▼

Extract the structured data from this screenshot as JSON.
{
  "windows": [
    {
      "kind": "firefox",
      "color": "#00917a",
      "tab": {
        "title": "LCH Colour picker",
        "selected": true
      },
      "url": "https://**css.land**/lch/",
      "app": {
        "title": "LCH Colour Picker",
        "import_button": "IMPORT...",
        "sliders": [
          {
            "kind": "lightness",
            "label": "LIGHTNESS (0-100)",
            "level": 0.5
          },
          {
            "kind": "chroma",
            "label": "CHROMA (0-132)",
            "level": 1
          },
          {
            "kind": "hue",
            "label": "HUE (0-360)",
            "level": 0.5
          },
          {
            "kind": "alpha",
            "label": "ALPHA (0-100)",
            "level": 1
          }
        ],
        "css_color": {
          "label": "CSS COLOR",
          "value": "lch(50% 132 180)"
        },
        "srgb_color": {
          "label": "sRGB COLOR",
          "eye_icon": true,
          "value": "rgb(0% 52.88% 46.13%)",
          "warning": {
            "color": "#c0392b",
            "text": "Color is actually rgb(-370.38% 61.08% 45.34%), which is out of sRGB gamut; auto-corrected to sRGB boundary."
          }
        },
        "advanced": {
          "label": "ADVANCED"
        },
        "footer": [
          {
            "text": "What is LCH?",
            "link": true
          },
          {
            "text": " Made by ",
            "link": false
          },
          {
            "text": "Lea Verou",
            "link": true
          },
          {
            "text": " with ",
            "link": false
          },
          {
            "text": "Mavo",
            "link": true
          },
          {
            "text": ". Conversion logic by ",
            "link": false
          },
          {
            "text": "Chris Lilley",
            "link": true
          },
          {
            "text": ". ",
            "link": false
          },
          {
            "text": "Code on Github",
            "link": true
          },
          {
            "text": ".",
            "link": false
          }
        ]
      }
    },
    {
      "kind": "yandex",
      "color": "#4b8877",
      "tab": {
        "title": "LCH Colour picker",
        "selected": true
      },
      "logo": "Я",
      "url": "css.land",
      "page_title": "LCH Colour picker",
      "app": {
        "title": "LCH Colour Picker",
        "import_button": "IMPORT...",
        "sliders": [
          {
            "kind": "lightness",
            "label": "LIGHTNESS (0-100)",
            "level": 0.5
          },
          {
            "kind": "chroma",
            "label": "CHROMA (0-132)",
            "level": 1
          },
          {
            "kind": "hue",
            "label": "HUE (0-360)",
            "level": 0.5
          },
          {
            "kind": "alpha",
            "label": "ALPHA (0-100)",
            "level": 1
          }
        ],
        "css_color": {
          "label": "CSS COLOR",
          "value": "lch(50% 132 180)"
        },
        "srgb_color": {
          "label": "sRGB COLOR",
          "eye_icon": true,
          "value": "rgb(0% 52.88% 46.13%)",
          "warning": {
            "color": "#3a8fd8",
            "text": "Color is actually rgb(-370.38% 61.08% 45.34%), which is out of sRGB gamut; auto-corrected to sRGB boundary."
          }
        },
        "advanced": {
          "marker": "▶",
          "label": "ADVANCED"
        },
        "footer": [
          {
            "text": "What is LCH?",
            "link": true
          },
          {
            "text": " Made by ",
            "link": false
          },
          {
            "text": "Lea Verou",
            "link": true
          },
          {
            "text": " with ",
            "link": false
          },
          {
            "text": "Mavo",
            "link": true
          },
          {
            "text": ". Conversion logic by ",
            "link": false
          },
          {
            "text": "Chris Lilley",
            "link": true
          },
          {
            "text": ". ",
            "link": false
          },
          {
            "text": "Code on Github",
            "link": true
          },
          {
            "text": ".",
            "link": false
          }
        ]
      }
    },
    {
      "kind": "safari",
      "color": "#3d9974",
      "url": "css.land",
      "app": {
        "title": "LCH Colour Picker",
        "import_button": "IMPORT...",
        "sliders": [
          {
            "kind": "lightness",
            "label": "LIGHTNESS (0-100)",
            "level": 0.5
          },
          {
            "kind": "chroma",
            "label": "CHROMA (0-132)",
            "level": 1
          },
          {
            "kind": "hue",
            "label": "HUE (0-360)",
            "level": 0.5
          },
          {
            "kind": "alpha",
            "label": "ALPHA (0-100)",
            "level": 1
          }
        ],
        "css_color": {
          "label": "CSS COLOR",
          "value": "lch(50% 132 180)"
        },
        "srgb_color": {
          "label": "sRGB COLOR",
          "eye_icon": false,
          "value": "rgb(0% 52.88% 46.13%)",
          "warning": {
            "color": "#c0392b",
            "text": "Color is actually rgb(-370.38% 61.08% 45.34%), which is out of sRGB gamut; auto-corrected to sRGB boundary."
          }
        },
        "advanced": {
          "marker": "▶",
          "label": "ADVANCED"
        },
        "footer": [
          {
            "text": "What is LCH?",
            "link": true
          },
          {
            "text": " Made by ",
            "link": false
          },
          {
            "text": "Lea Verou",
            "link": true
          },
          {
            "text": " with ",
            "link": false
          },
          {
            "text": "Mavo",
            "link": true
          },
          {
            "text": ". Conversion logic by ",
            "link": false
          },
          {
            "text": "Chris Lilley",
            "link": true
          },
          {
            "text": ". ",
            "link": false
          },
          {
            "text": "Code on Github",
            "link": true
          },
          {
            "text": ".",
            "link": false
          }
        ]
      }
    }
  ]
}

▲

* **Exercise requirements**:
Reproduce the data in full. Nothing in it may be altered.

* **Exercise answer**:
Extract the structured data from this screenshot as JSON.
{
  "windows": [
    {
      "kind": "firefox",
      "color": "#00917a",
      "tab": {
        "title": "LCH Colour picker",
        "selected": true
      },
      "url": "https://**css.land**/lch/",
      "app": {
        "title": "LCH Colour Picker",
        "import_button": "IMPORT...",
        "sliders": [
          {
            "kind": "lightness",
            "label": "LIGHTNESS (0-100)",
            "level": 0.5
          },
          {
            "kind": "chroma",
            "label": "CHROMA (0-132)",
            "level": 1
          },
          {
            "kind": "hue",
            "label": "HUE (0-360)",
            "level": 0.5
          },
          {
            "kind": "alpha",
            "label": "ALPHA (0-100)",
            "level": 1
          }
        ],
        "css_color": {
          "label": "CSS COLOR",
          "value": "lch(50% 132 180)"
        },
        "srgb_color": {
          "label": "sRGB COLOR",
          "eye_icon": true,
          "value": "rgb(0% 52.88% 46.13%)",
          "warning": {
            "color": "#c0392b",
            "text": "Color is actually rgb(-370.38% 61.08% 45.34%), which is out of sRGB gamut; auto-corrected to sRGB boundary."
          }
        },
        "advanced": {
          "label": "ADVANCED"
        },
        "footer": [
          {
            "text": "What is LCH?",
            "link": true
          },
          {
            "text": " Made by ",
            "link": false
          },
          {
            "text": "Lea Verou",
            "link": true
          },
          {
            "text": " with ",
            "link": false
          },
          {
            "text": "Mavo",
            "link": true
          },
          {
            "text": ". Conversion logic by ",
            "link": false
          },
          {
            "text": "Chris Lilley",
            "link": true
          },
          {
            "text": ". ",
            "link": false
          },
          {
            "text": "Code on Github",
            "link": true
          },
          {
            "text": ".",
            "link": false
          }
        ]
      }
    },
    {
      "kind": "yandex",
      "color": "#4b8877",
      "tab": {
        "title": "LCH Colour picker",
        "selected": true
      },
      "logo": "Я",
      "url": "css.land",
      "page_title": "LCH Colour picker",
      "app": {
        "title": "LCH Colour Picker",
        "import_button": "IMPORT...",
        "sliders": [
          {
            "kind": "lightness",
            "label": "LIGHTNESS (0-100)",
            "level": 0.5
          },
          {
            "kind": "chroma",
            "label": "CHROMA (0-132)",
            "level": 1
          },
          {
            "kind": "hue",
            "label": "HUE (0-360)",
            "level": 0.5
          },
          {
            "kind": "alpha",
            "label": "ALPHA (0-100)",
            "level": 1
          }
        ],
        "css_color": {
          "label": "CSS COLOR",
          "value": "lch(50% 132 180)"
        },
        "srgb_color": {
          "label": "sRGB COLOR",
          "eye_icon": true,
          "value": "rgb(0% 52.88% 46.13%)",
          "warning": {
            "color": "#3a8fd8",
            "text": "Color is actually rgb(-370.38% 61.08% 45.34%), which is out of sRGB gamut; auto-corrected to sRGB boundary."
          }
        },
        "advanced": {
          "marker": "▶",
          "label": "ADVANCED"
        },
        "footer": [
          {
            "text": "What is LCH?",
            "link": true
          },
          {
            "text": " Made by ",
            "link": false
          },
          {
            "text": "Lea Verou",
            "link": true
          },
          {
            "text": " with ",
            "link": false
          },
          {
            "text": "Mavo",
            "link": true
          },
          {
            "text": ". Conversion logic by ",
            "link": false
          },
          {
            "text": "Chris Lilley",
            "link": true
          },
          {
            "text": ". ",
            "link": false
          },
          {
            "text": "Code on Github",
            "link": true
          },
          {
            "text": ".",
            "link": false
          }
        ]
      }
    },
    {
      "kind": "safari",
      "color": "#3d9974",
      "url": "css.land",
      "app": {
        "title": "LCH Colour Picker",
        "import_button": "IMPORT...",
        "sliders": [
          {
            "kind": "lightness",
            "label": "LIGHTNESS (0-100)",
            "level": 0.5
          },
          {
            "kind": "chroma",
            "label": "CHROMA (0-132)",
            "level": 1
          },
          {
            "kind": "hue",
            "label": "HUE (0-360)",
            "level": 0.5
          },
          {
            "kind": "alpha",
            "label": "ALPHA (0-100)",
            "level": 1
          }
        ],
        "css_color": {
          "label": "CSS COLOR",
          "value": "lch(50% 132 180)"
        },
        "srgb_color": {
          "label": "sRGB COLOR",
          "eye_icon": false,
          "value": "rgb(0% 52.88% 46.13%)",
          "warning": {
            "color": "#c0392b",
            "text": "Color is actually rgb(-370.38% 61.08% 45.34%), which is out of sRGB gamut; auto-corrected to sRGB boundary."
          }
        },
        "advanced": {
          "marker": "▶",
          "label": "ADVANCED"
        },
        "footer": [
          {
            "text": "What is LCH?",
            "link": true
          },
          {
            "text": " Made by ",
            "link": false
          },
          {
            "text": "Lea Verou",
            "link": true
          },
          {
            "text": " with ",
            "link": false
          },
          {
            "text": "Mavo",
            "link": true
          },
          {
            "text": ". Conversion logic by ",
            "link": false
          },
          {
            "text": "Chris Lilley",
            "link": true
          },
          {
            "text": ". ",
            "link": false
          },
          {
            "text": "Code on Github",
            "link": true
          },
          {
            "text": ".",
            "link": false
          }
        ]
      }
    }
  ]
}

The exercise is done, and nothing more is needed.